### [DESCRIPTION OF THE TASK]
Which lines of the records contain the word "screenshot"? Copy each one.

### [TASK MATERIAL]
--- --- ---
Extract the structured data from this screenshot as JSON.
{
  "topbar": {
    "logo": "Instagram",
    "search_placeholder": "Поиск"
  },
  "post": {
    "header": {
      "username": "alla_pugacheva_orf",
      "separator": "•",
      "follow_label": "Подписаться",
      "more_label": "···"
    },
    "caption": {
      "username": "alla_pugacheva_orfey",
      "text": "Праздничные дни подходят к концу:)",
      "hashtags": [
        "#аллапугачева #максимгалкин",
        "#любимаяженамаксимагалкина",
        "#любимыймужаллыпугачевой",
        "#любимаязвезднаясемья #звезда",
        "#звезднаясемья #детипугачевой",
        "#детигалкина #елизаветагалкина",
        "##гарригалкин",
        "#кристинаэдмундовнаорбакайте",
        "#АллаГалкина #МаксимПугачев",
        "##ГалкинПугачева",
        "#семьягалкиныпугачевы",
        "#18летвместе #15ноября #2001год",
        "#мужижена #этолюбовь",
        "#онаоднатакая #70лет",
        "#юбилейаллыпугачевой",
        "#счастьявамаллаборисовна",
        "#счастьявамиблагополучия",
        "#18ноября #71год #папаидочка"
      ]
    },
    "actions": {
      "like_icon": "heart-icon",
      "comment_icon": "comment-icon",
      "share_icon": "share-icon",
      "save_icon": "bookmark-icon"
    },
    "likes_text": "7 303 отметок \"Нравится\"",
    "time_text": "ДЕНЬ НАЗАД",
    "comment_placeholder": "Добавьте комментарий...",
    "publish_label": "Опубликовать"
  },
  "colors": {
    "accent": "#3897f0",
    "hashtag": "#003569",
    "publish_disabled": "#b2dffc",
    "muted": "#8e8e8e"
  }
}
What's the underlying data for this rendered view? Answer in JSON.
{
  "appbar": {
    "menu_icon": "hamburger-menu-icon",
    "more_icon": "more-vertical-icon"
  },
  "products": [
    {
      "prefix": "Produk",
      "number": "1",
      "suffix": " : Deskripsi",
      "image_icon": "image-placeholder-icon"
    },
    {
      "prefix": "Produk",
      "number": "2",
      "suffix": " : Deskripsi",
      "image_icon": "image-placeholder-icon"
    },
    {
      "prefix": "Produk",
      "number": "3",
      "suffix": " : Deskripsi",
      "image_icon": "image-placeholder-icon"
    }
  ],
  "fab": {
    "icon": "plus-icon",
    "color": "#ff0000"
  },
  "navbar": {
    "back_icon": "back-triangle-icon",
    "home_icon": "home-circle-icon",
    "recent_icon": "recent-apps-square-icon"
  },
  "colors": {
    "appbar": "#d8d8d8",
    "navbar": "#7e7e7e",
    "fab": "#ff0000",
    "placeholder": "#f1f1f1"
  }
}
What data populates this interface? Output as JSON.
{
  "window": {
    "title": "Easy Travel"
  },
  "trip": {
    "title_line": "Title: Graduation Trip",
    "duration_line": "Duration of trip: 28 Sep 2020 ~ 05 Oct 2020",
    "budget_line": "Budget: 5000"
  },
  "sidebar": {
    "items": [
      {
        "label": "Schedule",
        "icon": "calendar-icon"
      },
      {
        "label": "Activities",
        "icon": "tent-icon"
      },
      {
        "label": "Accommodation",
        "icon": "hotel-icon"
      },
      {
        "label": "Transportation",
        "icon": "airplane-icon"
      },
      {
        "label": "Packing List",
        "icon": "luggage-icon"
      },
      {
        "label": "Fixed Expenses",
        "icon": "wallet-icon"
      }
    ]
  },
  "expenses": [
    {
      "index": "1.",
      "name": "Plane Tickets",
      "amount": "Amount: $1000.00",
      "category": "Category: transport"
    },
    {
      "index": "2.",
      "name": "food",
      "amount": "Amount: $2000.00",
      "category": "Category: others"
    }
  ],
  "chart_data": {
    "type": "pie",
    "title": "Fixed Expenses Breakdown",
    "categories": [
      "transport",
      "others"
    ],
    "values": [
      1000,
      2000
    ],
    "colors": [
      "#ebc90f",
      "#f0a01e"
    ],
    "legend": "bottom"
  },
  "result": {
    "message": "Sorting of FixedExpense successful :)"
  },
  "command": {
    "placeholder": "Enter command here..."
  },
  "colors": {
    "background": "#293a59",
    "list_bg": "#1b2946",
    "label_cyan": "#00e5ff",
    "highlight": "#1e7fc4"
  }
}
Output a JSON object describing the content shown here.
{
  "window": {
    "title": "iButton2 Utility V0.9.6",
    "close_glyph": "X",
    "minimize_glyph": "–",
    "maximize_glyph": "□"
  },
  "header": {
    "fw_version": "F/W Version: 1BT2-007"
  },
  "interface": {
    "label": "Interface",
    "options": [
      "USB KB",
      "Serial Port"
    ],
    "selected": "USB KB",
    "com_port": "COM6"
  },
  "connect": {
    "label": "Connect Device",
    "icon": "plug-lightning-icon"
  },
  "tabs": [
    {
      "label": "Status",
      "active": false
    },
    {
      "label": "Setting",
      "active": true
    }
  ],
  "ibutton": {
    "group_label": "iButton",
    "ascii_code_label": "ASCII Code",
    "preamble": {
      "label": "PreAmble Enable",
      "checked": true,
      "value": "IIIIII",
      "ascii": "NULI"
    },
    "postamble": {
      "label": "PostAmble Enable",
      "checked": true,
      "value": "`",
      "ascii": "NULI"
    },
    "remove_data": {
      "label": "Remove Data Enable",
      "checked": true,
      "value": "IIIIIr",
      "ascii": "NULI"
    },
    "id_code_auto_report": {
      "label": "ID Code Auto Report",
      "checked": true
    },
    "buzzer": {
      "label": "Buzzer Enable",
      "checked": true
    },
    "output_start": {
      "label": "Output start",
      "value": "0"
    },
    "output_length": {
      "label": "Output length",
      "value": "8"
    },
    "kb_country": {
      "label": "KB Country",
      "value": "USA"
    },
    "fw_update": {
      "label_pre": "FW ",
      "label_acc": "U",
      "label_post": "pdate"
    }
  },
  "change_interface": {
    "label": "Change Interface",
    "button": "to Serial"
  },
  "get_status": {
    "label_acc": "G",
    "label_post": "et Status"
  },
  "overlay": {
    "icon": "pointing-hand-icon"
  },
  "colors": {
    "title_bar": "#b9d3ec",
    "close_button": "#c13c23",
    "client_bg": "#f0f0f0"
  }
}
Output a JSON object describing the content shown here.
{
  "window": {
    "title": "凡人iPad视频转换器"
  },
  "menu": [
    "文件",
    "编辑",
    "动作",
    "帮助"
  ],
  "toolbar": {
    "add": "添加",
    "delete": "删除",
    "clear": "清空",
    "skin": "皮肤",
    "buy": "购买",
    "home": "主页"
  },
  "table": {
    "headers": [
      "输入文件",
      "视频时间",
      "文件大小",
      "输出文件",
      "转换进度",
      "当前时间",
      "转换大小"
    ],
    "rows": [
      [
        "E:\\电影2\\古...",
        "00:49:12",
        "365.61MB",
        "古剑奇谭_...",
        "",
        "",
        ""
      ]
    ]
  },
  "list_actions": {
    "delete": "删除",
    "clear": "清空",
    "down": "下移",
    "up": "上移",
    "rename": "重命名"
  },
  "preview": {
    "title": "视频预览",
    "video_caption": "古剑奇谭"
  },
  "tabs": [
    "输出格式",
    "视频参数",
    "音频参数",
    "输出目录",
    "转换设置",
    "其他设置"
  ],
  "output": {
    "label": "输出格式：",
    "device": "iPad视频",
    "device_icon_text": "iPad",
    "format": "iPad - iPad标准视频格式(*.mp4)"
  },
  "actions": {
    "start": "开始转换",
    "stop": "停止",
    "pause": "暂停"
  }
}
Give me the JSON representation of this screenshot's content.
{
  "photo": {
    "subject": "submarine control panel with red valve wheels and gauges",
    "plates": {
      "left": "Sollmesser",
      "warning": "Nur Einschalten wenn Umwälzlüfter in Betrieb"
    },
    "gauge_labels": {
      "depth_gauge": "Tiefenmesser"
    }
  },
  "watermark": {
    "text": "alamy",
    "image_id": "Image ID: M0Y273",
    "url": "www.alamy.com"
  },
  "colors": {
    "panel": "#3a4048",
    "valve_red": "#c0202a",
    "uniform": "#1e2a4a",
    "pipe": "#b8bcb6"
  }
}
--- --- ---
### [TASK OUTPUT]
Extract the structured data from this screenshot as JSON.
Give me the JSON representation of this screenshot's content.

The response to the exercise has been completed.